A 26 year old man was brought by ambulance to A&E after an assault in the street. Although he had blood over the left side of his head no wound was noticed. He smelled strongly of alcohol. He was mildly confused, with a Glasgow Coma Score of 14/15, and was reluctant to speak. He was initially observed to allow him to “sober up” and it was not until several hours later, when he had not improved, that closer examination revealed a 1 cm laceration and slight swelling in the left parietal region. No other injury was noted. Skull radiographs showed a depressed skull fracture and subsequent computed tomography showed a large intracerebral haematoma in the left frontal lobe with an overlying skull vault fracture (fig 1). He was admitted to the neurosurgical unit before transfer for rehabilitation.

Figure 1

(A) Computed tomography showing left frontal intracerebral haematoma and skull vault fracture with (B) corresponding plain skull radiograph showing a depressed skull fracture.


A 26 year old man was reported to have been assaulted with a sharpened screwdriver. At presentation he had a GCS of 4/15, a fixed dilated left pupil and was bleeding from a point just anterior to the left ear. Computed tomography demonstrated a small depressed fracture 4 mm in diameter above the floor of the left temporal fossa with an acute left sided subdural haemorrhage and a small contusion within the brainstem. He underwent craniotomy to evacuate the subdural haemorrhage but despite aggressive management died two days after surgery.

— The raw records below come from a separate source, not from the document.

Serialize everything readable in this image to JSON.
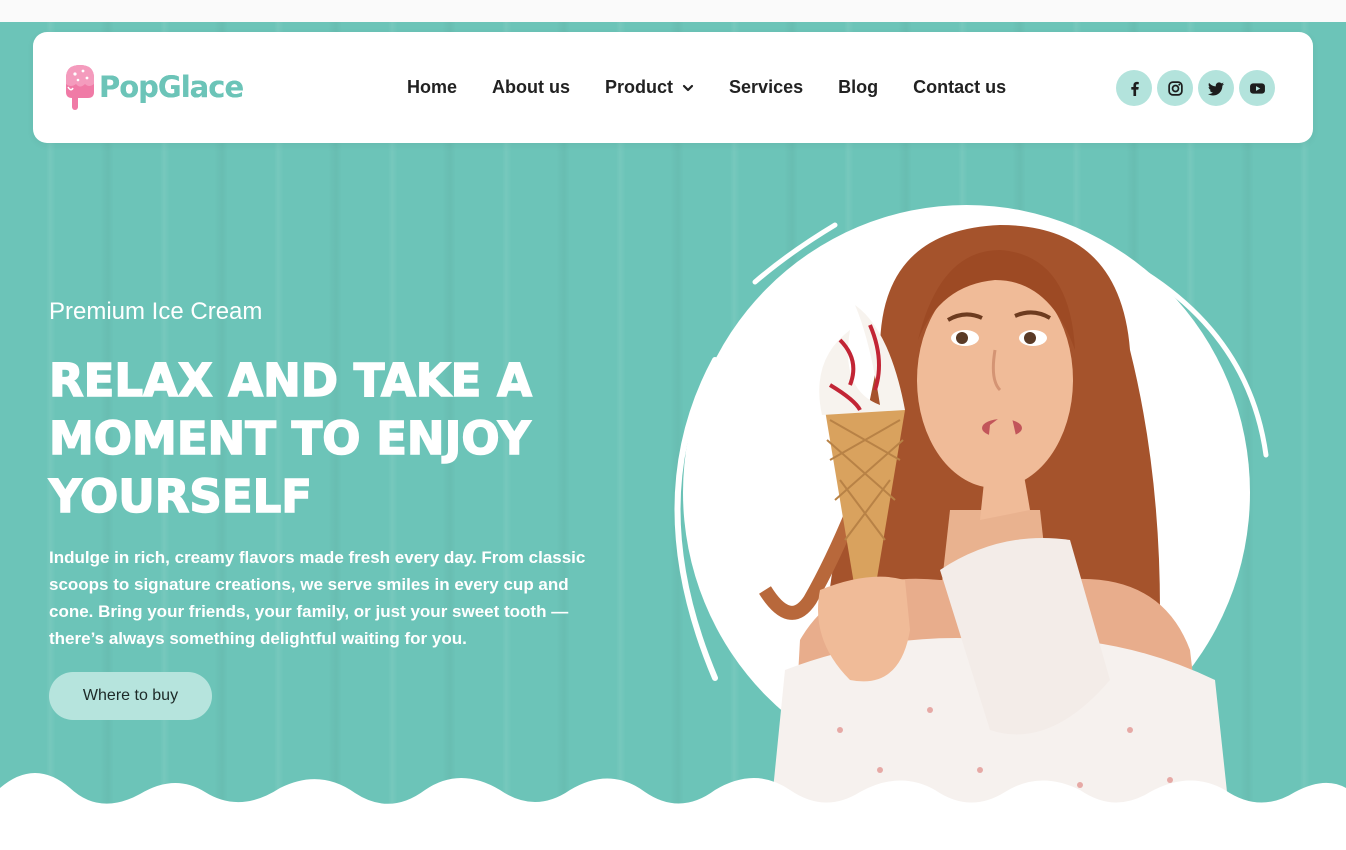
{
  "brand": {
    "name": "PopGlace"
  },
  "nav": {
    "items": [
      {
        "label": "Home"
      },
      {
        "label": "About us"
      },
      {
        "label": "Product"
      },
      {
        "label": "Services"
      },
      {
        "label": "Blog"
      },
      {
        "label": "Contact us"
      }
    ]
  },
  "social": [
    {
      "icon": "facebook-icon"
    },
    {
      "icon": "instagram-icon"
    },
    {
      "icon": "twitter-icon"
    },
    {
      "icon": "youtube-icon"
    }
  ],
  "hero": {
    "eyebrow": "Premium Ice Cream",
    "headline": "RELAX AND TAKE A MOMENT TO ENJOY YOURSELF",
    "description": "Indulge in rich, creamy flavors made fresh every day. From classic scoops to signature creations, we serve smiles in every cup and cone. Bring your friends, your family, or just your sweet tooth — there’s always something delightful waiting for you.",
    "cta_label": "Where to buy"
  },
  "colors": {
    "accent": "#6cc4b8",
    "accent_light": "#b3e3dc",
    "logo_pink": "#f07aa6",
    "text_dark": "#222222"
  }
}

A 17 year old man was assaulted with a screwdriver and brought to A&E with the screwdriver still embedded in the left parietal region of his head. On arrival his GCS was 3/15, he was maintaining an adequate circulation but required mechanical ventilation. His pupils were fixed and dilated with no “dolls eyes” movement. Skull radiography and compted tomography showed the tip of the screwdriver to be within the brain stem. He subsequently underwent formal brain stem testing and was pronounced dead.


The few penetrating intracranial injuries seen in the UK are predominately gun shot wounds. Occasionally more unusual weapons have been used to penetrate the cranium including nails, wooden objects, and drills.46 The commonly used weapons such as knives and broken bottles rarely penetrate the skull, and are more likely to glance off the cranial surface or break. However screwdrivers, because of their rigid structure and narrow tip, may forcefully penetrate the cranial bone.

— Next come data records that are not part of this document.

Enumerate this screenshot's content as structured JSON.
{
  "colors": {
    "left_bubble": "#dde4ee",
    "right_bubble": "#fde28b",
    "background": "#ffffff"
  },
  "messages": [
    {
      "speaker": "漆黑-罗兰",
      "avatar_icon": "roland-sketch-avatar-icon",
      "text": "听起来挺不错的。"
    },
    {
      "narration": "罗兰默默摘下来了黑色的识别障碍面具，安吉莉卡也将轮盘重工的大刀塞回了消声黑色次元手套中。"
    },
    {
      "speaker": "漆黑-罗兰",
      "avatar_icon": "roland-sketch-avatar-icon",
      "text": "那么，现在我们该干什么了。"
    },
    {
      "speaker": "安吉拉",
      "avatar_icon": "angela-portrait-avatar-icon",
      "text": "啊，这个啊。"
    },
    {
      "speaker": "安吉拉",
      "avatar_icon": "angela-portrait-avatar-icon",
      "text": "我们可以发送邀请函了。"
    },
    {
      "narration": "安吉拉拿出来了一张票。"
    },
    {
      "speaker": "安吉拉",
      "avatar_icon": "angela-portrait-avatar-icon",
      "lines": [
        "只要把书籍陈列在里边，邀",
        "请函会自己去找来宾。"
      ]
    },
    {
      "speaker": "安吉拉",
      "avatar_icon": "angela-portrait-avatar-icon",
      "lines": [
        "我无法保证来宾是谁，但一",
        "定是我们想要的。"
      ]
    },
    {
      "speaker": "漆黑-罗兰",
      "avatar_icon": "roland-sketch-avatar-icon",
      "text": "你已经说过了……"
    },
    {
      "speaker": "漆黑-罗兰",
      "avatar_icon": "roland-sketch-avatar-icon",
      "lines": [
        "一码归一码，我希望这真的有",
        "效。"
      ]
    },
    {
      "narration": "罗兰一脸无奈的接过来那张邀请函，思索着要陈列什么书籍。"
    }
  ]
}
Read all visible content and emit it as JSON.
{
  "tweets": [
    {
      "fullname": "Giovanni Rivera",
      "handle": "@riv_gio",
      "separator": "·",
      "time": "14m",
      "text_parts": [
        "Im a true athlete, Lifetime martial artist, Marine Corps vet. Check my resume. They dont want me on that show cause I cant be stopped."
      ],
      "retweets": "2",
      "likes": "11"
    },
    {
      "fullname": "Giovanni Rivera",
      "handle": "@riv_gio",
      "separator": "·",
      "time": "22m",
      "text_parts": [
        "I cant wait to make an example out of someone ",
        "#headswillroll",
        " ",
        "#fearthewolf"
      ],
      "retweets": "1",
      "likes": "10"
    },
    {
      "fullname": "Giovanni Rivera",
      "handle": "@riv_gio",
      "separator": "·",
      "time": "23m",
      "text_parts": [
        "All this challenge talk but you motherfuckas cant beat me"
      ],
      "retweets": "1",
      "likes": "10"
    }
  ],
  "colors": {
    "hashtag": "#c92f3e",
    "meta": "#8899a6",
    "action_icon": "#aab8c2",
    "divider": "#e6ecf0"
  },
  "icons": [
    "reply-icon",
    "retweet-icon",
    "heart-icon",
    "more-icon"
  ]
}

If the screwdriver is not still embedded then the external injury may appear insignificant. Unlike cranial stab wounds when the damage is usually limited to a focal area along the tract,7 being a tool with a narrow diameter the intracranial injury can be extensive from pivoting of the tip of the screwdriver within the brain substance.

These cases are a reminder of the importance of cleaning blood from the scalp in patients with head injuries to assess any underlying wounds. The possibility of a penetrating injury can then be considered. The first two cases are also a reminder of the need for a high index of suspicion in intoxicated head injured patients in whom the diagnosis of intracranial injuries is often delayed.

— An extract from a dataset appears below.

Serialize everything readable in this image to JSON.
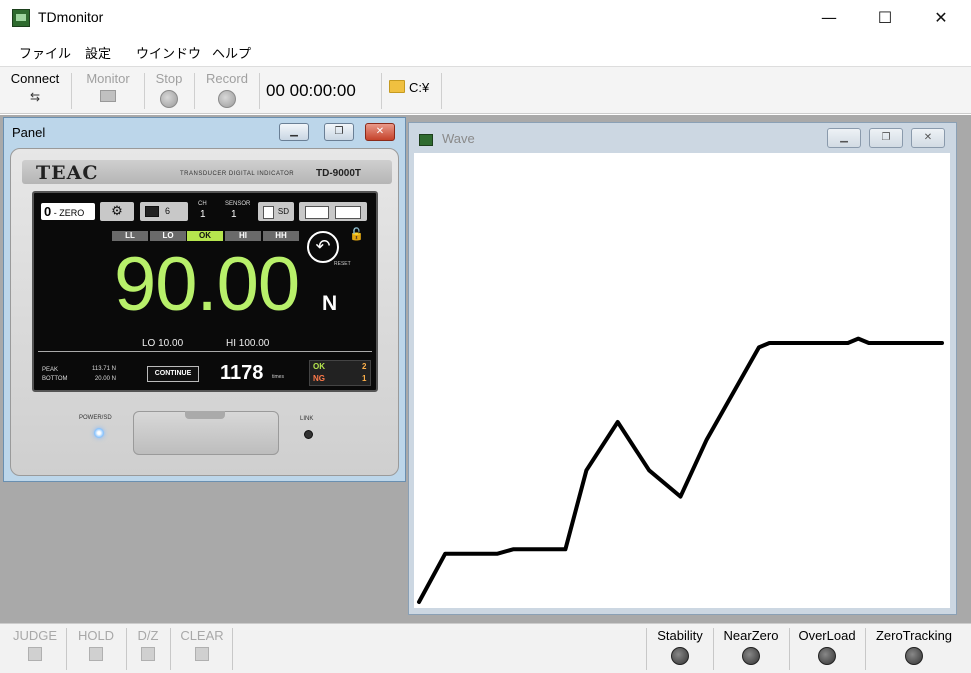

In patients where there is a possibility of a penetrating intracranial injury, skull radiographs and subsequent computed tomography are indicated. As compound wounds these injuries require appropriate antibiotic cover and tetanus prophylaxis. Further neurosurgical assessment will determine whether formal debridement and removal of haematoma and devitalised tissue or depressed bony fragments is indicated.8



Matthew Tutton initiated and coordinated the data collection, reviewed the literature, and participated in the analysis and writing of the paper. Bhupal Chitnavis initiated and participated in data collection, analysis and writing of the paper. Ian Stell initiated and participated in data collection, analysis and editing of the paper. Matthew Tutton and Bhupal Chitnavis will act as guarantors.



  • Funding: none.

  • Conflicts of interest: none.